In the records below, which lines include "Editar"? Copy them.

[[ Data for analysis open ]]

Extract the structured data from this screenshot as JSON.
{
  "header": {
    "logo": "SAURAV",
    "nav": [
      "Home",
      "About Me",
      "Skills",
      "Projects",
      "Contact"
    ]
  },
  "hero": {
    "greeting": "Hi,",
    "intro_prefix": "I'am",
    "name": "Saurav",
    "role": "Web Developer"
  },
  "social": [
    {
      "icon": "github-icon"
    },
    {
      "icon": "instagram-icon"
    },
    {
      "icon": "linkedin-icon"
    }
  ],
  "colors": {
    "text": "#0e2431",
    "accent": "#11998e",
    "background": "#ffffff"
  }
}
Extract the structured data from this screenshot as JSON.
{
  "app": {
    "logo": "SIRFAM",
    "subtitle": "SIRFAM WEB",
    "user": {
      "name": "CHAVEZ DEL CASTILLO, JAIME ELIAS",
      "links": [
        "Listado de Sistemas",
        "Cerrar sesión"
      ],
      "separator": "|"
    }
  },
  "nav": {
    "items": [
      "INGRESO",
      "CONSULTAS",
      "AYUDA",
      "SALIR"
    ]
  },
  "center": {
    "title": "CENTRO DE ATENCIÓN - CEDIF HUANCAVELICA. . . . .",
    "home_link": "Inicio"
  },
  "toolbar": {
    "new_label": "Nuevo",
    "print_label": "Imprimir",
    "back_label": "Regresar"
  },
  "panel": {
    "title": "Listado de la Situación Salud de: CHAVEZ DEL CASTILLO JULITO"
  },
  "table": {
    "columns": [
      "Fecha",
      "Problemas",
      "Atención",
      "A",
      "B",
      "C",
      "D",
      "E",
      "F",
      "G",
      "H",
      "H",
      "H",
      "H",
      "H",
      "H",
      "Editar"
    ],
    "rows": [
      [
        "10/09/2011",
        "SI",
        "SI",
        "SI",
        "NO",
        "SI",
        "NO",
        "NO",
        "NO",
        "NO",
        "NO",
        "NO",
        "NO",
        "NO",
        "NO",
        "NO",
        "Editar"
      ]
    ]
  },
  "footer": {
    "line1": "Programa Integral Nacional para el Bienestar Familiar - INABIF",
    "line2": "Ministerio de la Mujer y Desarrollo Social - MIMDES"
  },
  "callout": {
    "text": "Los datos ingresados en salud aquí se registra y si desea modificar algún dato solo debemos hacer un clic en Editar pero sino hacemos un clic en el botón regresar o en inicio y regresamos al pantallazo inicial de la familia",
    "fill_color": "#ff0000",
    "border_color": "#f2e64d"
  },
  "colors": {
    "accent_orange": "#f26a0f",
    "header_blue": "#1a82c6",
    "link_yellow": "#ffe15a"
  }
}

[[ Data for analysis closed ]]

(Task answer)
      "Editar"
        "Editar"
    "text": "Los datos ingresados en salud aquí se registra y si desea modificar algún dato solo debemos hacer un clic en Editar pero sino hacemos un clic en el botón regresar o en inicio y regresamos al pantallazo inicial de la familia",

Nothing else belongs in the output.